However, existing RPA solutions have the problem that each process to be automated must first be processed manually by a domain expert and the necessary process knowledge must be populated into the system. This requires that the process has been neatly documented or at least is known by the expert. In practice, however, this is often not the case. The detailed recording and documentation of the existing processes as well as their translation into clear execution rules means that the configuration of a software robot today still requires a lot of manual effort.
With Desktop Activity Mining, the August-Wilhelm Scheer Institute is developing a method with which office processes can be automatically recorded and documented. This eliminates the previously necessary preparatory work for RPA and the full potential of process automation can be tapped.
HOW IT WORKS
The basic idea behind Desktop Activity Mining is to capture the screen actions of all involved employees, to consolidate and to merge them into a business process (Image 1). For this purpose, techniques from data and process mining are used. In detail, the relevant process actions of the employees, such as text input, mouse clicks or program calls, are identified and anonymized via a recording program running in the background. From these, process models are generated with process mining algorithms in order to obtain a comprehensive representation of the real work process.

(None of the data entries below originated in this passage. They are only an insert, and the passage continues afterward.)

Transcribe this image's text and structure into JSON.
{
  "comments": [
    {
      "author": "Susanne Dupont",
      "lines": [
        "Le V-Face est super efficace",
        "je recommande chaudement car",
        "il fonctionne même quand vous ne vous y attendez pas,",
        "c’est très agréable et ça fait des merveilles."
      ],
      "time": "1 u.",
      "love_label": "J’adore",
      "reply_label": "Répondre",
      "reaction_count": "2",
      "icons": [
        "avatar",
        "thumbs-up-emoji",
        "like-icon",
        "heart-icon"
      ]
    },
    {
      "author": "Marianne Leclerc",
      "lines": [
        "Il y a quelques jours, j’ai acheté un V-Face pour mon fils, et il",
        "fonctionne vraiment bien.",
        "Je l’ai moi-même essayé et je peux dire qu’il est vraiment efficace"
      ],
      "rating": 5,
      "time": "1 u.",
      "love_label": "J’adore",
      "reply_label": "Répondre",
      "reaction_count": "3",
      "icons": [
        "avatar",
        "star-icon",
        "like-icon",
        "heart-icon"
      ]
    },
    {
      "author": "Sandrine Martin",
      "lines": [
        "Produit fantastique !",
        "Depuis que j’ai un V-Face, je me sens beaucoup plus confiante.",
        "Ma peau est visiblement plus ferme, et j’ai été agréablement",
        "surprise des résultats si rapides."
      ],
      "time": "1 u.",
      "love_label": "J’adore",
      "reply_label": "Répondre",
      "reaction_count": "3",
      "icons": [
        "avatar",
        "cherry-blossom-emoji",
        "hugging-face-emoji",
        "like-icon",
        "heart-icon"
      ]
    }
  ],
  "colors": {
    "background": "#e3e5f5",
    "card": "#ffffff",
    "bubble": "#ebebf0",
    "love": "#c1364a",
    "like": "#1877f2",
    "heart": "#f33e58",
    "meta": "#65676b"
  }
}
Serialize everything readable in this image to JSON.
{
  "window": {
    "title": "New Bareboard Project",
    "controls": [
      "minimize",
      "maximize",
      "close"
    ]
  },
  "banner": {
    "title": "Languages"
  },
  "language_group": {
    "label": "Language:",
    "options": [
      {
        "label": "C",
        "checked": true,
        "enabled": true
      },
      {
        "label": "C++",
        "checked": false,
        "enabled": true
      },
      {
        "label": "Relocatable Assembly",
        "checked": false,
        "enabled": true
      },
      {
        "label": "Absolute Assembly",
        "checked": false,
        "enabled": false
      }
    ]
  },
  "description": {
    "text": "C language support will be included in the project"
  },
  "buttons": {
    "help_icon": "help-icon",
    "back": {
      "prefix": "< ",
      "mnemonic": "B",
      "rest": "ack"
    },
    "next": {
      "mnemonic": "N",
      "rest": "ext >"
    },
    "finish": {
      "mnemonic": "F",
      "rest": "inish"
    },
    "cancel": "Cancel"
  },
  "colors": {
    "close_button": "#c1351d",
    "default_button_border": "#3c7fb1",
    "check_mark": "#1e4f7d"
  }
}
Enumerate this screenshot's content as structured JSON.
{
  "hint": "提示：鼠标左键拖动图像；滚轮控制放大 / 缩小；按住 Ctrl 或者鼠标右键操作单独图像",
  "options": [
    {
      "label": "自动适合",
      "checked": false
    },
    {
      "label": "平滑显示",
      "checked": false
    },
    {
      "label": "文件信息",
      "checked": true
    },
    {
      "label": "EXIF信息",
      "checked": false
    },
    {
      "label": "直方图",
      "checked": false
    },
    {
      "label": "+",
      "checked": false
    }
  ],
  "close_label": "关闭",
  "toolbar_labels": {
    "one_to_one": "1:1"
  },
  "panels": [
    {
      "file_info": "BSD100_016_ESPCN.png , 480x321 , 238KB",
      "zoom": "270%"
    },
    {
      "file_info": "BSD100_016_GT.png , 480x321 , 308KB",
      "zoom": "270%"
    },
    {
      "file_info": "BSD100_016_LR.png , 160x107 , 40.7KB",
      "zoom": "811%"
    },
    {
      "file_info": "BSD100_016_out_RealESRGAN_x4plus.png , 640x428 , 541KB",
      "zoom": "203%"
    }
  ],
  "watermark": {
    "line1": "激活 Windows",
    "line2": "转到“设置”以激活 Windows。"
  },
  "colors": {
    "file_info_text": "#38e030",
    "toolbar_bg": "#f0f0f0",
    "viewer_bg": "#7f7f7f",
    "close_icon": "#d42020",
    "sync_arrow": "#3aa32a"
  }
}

Unlike traditional process mining approaches, where only transaction data from IT systems is used to describe a business process, Desktop Activity Mining relies on the direct desktop level. Therefore, even those actions are recorded that, despite their process relevance, cannot yet be documented by existing IT systems – for example, when writing an e-mail. Desktop Activity Mining is therefore the first approach that can holistically map processes on the actual work level of employees.
Image 1: Desktop Activity Mining captures human interactions with graphical user interfaces, consolidates data, and automatically creates detailed process documentation using process mining methods. This serves, for example, as the basis for the configuration of software robots.
The range of services offered by the AWS-Institute in the field of desktop activity mining covers all necessary steps for process entry and documentation via a staggered process: